I was just watching some stanford video lectures, and they were talking about some linear algebra concepts, and I thought to myself ' I don't remember linear algebra being so hard when I did it with Sal', and then I came back to these videos, and it turns out I was right. Linear Algebra is so so so intuitive the way Sal explains it, and I had no trouble just picking up from this video without watching all the previous ones. Stupid non-Khan teachers. make me feel retarded.

n1

I wish to know how to solve this: x has values of : -2 0 1 2 3 and y : 17 5 2 1 2 and i'm asked to use the least squares method, but i've been absent and i don't know exactly what my teacher ment by that or what that method consists of. Can anyone help me solve this ?

what happens when AT*A is singular. How do we solve for the least square solution?

very helpful! Thanks a lot! you are doing great things! I also listened to your other videos, all very wonderful!

You are like a billion times better than my professor… and my professor isn't even bad. On the contrary he's my favorite! You're just even better at explaining things.

Plus it's impossible for me to lose focus with the pretty colors and your beautiful handwriting. lol

I have my Linear Algebra final tomorrow (technically today) and I owe the A that I'm sure to get to you and all your helpful videos!

Your videos are just great !!! The concepts with geometrical examples make very good sense !!! Thanks a lot

nice vid, but why did you take the length squared? i understand that the length of the vector would be sqrt(b1^2 + b2^2…bn^2) but why did you square even that?

Very useful! In my lecture slides I had this term Hx=z for the same problem and I couldn't make sense of how we could get to this as the best solution: x = (Ht*H)^-1 * Ht * z.

Now I understand:-)

Very useful man you are doing an amazing job this literally saved me hours of searching and reading can't thank you enough 🙂

Love the diagram. It always give the big picture.

love this guy

I have a question..

does least sequare approximation has always solution..

god dang it I knew I should have chosen other bachelor thesis..

It would be great having links when says "I explained (whatever) in a different video" to access that explanation. In this case I wanted to know why C(A)transpose=N(Atranspose).

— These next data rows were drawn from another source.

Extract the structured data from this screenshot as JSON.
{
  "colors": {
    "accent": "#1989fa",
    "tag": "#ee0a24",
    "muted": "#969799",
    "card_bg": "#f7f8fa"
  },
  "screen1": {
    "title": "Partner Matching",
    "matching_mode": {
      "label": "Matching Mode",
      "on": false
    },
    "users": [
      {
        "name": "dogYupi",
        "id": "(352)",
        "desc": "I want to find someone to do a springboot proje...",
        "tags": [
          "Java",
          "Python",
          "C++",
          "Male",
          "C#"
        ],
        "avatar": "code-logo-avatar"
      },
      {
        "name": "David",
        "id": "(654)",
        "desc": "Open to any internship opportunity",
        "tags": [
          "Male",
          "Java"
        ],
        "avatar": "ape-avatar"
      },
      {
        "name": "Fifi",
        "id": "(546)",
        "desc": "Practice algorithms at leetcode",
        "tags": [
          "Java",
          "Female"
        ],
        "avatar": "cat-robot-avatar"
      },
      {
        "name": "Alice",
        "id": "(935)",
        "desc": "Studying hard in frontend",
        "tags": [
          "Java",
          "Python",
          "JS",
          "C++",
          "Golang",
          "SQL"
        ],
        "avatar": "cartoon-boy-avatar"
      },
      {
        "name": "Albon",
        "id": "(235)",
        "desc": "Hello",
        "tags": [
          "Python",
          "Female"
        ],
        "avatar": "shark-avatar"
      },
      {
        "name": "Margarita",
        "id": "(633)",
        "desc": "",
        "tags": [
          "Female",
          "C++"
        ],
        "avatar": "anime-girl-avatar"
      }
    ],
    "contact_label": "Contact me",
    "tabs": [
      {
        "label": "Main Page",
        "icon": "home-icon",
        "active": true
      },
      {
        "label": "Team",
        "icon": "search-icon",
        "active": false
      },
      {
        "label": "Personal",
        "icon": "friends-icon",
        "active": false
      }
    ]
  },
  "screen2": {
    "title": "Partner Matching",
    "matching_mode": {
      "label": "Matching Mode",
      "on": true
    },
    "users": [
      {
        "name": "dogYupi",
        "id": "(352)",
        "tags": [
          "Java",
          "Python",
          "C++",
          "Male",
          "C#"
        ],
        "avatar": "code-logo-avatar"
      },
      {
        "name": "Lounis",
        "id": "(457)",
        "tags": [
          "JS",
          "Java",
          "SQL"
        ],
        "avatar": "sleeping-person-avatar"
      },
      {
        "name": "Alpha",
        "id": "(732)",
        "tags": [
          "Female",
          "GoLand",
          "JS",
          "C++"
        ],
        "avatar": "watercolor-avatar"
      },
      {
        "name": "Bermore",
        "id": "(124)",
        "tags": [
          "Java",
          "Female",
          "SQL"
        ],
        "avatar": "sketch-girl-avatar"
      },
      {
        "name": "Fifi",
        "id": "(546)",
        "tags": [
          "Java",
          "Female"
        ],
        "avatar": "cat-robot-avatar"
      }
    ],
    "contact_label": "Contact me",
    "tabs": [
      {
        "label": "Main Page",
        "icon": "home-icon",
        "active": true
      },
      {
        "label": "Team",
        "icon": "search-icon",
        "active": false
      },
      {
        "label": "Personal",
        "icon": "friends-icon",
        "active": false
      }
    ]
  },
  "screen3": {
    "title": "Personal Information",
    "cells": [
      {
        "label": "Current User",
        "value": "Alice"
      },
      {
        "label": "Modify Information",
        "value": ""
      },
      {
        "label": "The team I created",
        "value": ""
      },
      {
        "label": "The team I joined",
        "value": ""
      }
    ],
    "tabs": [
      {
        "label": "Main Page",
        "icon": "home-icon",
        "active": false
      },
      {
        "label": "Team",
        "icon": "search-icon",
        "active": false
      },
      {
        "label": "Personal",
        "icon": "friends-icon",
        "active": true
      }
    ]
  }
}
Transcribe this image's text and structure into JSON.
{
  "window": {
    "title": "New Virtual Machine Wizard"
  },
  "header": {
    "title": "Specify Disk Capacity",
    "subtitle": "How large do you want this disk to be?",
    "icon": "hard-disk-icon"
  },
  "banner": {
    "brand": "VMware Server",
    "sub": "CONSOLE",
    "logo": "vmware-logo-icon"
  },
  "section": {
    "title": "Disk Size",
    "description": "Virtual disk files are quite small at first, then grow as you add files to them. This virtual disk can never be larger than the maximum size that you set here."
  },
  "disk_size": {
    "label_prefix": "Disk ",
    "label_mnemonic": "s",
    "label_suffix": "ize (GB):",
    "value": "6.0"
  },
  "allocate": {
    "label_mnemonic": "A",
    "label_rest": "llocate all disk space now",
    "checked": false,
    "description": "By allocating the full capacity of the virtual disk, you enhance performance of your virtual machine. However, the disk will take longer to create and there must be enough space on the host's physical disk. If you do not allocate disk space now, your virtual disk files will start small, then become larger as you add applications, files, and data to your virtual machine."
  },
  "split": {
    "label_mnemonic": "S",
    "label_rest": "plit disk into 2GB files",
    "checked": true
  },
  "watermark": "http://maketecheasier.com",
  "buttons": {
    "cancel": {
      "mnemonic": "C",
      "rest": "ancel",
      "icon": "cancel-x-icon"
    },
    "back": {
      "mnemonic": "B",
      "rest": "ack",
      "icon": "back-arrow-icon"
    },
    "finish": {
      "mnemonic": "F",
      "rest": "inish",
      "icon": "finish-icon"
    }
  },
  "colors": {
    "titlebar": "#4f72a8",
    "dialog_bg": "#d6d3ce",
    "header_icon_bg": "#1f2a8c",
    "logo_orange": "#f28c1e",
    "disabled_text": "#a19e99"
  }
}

Thanks¡

accha hai

Super helpful! Thank you for uploading!

Thanks so much Khan…wonderful explanation in two videos that explains everything…great. You are wonderful

Comes handy while studying machine learning.

Khaini thuk k aa pehle

how did you know that it was a projection to the Col(A) and not anything else like the Range(A)?

Best approach to the problem. No gradient, no multivariable calculus. you're master!

Super clarity……

2018? Im alone 🙁

Excellent explanation of a valuable technique.

This guy is good………..

Should have used n instead of k its usually mxn in R^n

great geometric intuition of linear regression

Thank you so much. You just simplified long boring hours of confusing lecture

Helpful exploration of least square properties

I have one question, whether the LSS always consistent? if yes, how can I prove it? please answer

Why is this method chosen over the derivative method with minimize the error. Is this method more useful for multi linear or just multiple variable problems

Great video, thanks for your explaination, my I ask is Least – squares inversion the same thing as this with different name?

I was doing an online machine learning course and got lost when the lecturer introduced the normal equation (which this is, with a different name). Needless to say, I'm finna binge-watch your linear algebra lectures now because I get insecure about using equations I don't understand. Thanks for the playlist, I really wanna put ML in my toolset so we're doing this!

"Some of you might already know where this is going.."

Me: Nope